See All Sort by: Showing 1 – 20 of 26 Customer Reviews
  • Anonymous

    Posted April 3, 2005

    Confusing and Long Winded

    I really love Cj.Cherryth and her desciptions in all her novels, but I found this book confusing and very boring. There is great character development but the plot is too dry and doesnt have a fast pace. ithis book just moves much too slowly for me.

    2 out of 2 people found this review helpful.

    Was this review helpful? Yes  No   Report this review
  • Anonymous

    Posted December 19, 2004

    A tale that pulls you in

    About a young man's uncertainty as he finds out he can do things no normal person can do. It is my favorite novel and once I was in I was up all night reading the end.

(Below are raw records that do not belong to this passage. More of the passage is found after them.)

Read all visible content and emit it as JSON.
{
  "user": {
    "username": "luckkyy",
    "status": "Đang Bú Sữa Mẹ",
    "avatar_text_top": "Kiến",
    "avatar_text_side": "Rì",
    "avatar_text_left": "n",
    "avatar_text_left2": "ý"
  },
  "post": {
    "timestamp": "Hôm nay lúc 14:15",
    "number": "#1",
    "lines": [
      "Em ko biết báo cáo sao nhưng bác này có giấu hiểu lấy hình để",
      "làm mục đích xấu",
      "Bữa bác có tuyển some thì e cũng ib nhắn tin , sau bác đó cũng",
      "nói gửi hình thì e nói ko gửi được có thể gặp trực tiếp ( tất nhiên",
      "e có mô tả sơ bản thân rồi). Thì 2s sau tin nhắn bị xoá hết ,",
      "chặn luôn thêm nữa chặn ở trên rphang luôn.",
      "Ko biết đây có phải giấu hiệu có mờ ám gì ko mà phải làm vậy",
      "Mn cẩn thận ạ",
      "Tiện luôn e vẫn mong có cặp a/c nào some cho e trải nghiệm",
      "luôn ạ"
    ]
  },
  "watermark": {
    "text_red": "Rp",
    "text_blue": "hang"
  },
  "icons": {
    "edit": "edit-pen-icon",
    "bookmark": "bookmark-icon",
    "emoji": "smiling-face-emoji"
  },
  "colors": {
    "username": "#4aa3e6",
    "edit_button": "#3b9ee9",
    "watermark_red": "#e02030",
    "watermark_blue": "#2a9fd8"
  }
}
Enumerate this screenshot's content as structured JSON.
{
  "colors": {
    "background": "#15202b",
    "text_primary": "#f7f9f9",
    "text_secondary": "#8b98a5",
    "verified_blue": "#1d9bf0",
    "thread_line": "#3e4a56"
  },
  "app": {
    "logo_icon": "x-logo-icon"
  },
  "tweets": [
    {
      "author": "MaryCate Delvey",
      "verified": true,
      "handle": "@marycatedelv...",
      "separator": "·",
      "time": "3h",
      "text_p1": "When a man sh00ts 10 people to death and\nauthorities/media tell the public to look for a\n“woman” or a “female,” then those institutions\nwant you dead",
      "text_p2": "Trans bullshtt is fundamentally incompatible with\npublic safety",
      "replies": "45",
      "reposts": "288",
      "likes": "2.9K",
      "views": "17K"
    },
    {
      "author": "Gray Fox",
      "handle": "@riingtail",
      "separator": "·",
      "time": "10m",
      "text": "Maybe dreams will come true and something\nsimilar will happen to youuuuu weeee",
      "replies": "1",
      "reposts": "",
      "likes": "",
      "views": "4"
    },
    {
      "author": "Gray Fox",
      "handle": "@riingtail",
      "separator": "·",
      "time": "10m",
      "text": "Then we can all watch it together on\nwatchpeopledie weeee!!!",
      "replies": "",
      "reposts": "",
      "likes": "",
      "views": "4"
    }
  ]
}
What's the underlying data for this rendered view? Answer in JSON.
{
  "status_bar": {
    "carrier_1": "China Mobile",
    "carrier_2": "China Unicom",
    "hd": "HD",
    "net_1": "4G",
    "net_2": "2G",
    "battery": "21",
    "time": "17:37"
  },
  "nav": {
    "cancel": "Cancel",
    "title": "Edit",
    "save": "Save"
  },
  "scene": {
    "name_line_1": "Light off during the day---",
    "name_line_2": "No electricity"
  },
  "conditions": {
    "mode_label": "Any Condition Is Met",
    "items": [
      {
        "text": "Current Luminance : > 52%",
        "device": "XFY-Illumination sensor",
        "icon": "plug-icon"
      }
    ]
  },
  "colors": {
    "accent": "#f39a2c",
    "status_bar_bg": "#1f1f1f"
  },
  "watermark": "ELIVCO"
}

    2 out of 2 people found this review helpful.

    Was this review helpful? Yes  No   Report this review
  • Anonymous

    Posted September 15, 2002

    Riveting from beginning to end

    The development of the main character is extremely interesting and heartfelt. I read this book in two days, and i must say the only reason it doesn't merit 5 stars is because the ending did not pack as much punch as it might have.

    1 out of 1 people found this review helpful.

    Was this review helpful? Yes  No   Report this review
  • Anonymous

    Posted July 11, 2013

    Still a favorite read!

    This book has an amazing story line that continues throughout the series. There is an abstract quality to the story, which can daunt some readers; however, this allows the story to unfold and for the reader to really think about how things are presented. In some ways this is as complex fantasy as it gets, similar to complex sci-fi concepts. Tristan is complex in his simplicity, and as he loses this, his depth increases!

    Was this review helpful? Yes  No   Report this review
  • Anonymous

    Posted October 13, 2012

    Fuciejzugnrsz

    Ssddfdwscfadi

    0 out of 7 people found this review helpful.

    Was this review helpful? Yes  No   Report this review
  • Anonymous

    Posted October 13, 2012

    Transformers

    Aero sighs and unsheaths her claws. She works on her defense moves.

    0 out of 5 people found this review helpful.

    Was this review helpful? Yes  No   Report this review
  • Anonymous

    Posted May 18, 2012

    good beginning

    the story evolved well and you get hooked!

    Was this review helpful? Yes  No   Report this review
  • Anonymous

    Posted May 13, 2002

    Totally Awesome

    I really liked this book. I read it in less than a week; I couldn't put it down! The detail given is amazing. I just loved the setting and the characters. :)

    Was this review helpful? Yes  No   Report this review
  • Anonymous

    Posted October 19, 2000

    A great epic tale!

    This a great book it tells the tale of midevil times.

    Was this review helpful? Yes  No   Report this review
  • Anonymous

    Posted October 26, 2010

    No text was provided for this review.

  • Anonymous

    Posted June 24, 2010

    No text was provided for this review.

  • Anonymous

    Posted July 16, 2010

    No text was provided for this review.

  • Anonymous

    Posted August 23, 2011

    No text was provided for this review.

  • Anonymous

    Posted October 25, 2010

    No text was provided for this review.

  • Anonymous

    Posted November 24, 2011

    No text was provided for this review.

  • Anonymous

    Posted July 29, 2011

    No text was provided for this review.

  • Anonymous

    Posted December 3, 2011

    No text was provided for this review.

  • Anonymous

    Posted April 25, 2010

    No text was provided for this review.

  • Anonymous

    Posted April 25, 2010

    No text was provided for this review.

  • Anonymous

    Posted January 21, 2010

    No text was provided for this review.

See All Sort by: Showing 1 – 20 of 26 Customer Reviews

If you find inappropriate content, please report it to Barnes & Noble
Why is this product inappropriate?
Comments (optional)